In Massachusetts, Rhode Island and Connecticut, the gypsy moths are out in force. And the fuzzy crawlers have demonstrated their appetite for destruction.
The voracious pests chewed their way through New England and beyond, divorcing nearly a hundred thousand acres of trees from their leaves in Massachusetts alone. It is possible, as the Boston branch of the National Weather Service recently pointed out on Twitter, to observe the caterpillar-induced defoliation from space.
“Gypsy moths are having an enormous, explosive year,” said Brian Cassie, founder of the Massachusetts Butterfly Club, to the Sun Chronicle.
On the ground, the bugs are causing agricultural damage and are threatening to pose a significant ecological problem. Some environmentalists fear that if the caterpillars too severely harm oak trees, the wild turkeys, bears and other animals that rely on oak acorns will in turn be affected. Firefighters worry that trees, stripped of their greenery, will be more susceptible to combustion. One Boston Globe reporter took to coating his trees with Vaseline in a futile attempt to keep the animals from climbing into the canopy.
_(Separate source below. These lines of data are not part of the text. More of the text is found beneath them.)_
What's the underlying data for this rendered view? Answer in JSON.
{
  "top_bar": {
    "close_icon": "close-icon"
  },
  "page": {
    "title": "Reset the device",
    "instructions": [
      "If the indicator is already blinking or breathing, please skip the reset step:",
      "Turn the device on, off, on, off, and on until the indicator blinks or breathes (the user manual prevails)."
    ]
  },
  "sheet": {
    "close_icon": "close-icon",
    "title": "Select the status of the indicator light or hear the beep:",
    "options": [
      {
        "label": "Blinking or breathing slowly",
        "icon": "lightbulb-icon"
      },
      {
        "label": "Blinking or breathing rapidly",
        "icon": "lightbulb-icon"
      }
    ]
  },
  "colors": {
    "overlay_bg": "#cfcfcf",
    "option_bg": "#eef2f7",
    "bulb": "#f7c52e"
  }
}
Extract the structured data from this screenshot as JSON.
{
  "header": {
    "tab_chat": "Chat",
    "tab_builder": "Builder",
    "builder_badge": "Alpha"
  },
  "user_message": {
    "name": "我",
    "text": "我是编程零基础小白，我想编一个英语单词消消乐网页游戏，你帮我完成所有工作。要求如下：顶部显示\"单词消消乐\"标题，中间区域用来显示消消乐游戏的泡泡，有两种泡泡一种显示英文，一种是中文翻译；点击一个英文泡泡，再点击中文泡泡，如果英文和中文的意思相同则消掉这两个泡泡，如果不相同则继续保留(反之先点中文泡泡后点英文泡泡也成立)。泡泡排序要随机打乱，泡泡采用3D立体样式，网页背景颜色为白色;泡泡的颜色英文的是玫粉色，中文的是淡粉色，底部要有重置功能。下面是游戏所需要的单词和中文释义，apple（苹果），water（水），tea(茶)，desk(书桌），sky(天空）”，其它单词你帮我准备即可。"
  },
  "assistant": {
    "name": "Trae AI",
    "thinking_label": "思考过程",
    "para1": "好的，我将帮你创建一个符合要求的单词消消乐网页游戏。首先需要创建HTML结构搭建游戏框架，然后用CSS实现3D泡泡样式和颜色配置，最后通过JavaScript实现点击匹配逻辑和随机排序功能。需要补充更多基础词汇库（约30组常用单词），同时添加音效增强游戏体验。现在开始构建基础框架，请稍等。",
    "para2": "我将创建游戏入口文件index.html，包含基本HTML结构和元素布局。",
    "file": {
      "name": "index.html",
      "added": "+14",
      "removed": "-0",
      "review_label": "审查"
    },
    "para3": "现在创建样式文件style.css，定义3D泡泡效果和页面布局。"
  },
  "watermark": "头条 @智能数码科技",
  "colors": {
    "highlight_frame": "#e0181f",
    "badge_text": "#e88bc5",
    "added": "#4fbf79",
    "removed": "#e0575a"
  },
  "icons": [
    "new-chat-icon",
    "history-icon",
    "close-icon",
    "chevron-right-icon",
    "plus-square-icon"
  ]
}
Houses have turned black under the deluge of caterpillar poo. David Hanson, a Massachusetts farmer, told the Associated Press on Sunday that the little bits of chewed-up plant matter are raining down so thick homeowners need brooms to scrape it up.
“Some people are telling me they’re raking their lawn because there’s so much leaf litter on them from the gypsy moth damage,” he said.
This is may be the worst infestation of gypsy moths, according to the Associated Press, since the 1980s.
To trace the source of the infestation requires going back not three decades but a century. Étienne Léopold Trouvelot, a French astronomer living near Boston who was a better artist than he was an entomologist, wanted to see if he could find an animal superior to the silkworm for textile production. His experiment with gypsy moths, imported from Europe, was doubly a failure: The moths did not produce better fibers, and on a blustery day in 1868 or 1869, a gust of wind blew some of Trouvelot’s bugs free from a windowsill.
The insects took to the Medford, Mass., countryside with gusto. There, the caterpillars grew rapidly in number; there were no familiar carnivores to keep the animals in check, and the insects sport irritating spines that deter most North American insect-eaters. (There are a few native birds that are capable of munching on the gypsy moth larvae: Specifically, as Massachusetts NPR station WCAI noted Wednesday, the yellow- and black-billed cuckoos are capable of collecting the spines in their stomach linings and then expelling the hairs as concentrated pellets.)
Each year, in late spring and summer, the caterpillar populations swell. What may be effective in culling the animals, as The Washington Post’s Angela Fritz wrote in June, is the fungus Entomophaga maimaga. The spores, native to Japan, infect the gypsy moth larvae, often fatally so — Cornell University’s mushroom blog describes it as the “caterpillar killer” for its efficiency at consuming the critters from within.
During unseasonably dry springs, however — as May 2014 and 2015 were in New England — the fungus cannot take root, and the cycle continues. The dry spell continued this year, too, threatening a bleak outlook for the next crop of trees.
“Connecticut is potentially facing a huge gypsy moth infestation next summer,” Connecticut Agricultural Experiment Station state entomologist Kirby Stafford told the Hartford Courant.
By now, most of the caterpillars have metamorphosed into moths. But that does not mean they have ceased to inconvenience New Englanders.
A Boston-area radio producer wrote on Twitter that the moths were so numerous at Logan International Airport, his Tuesday flight was delayed for 20 minutes while the pilots waited for the insects to clear.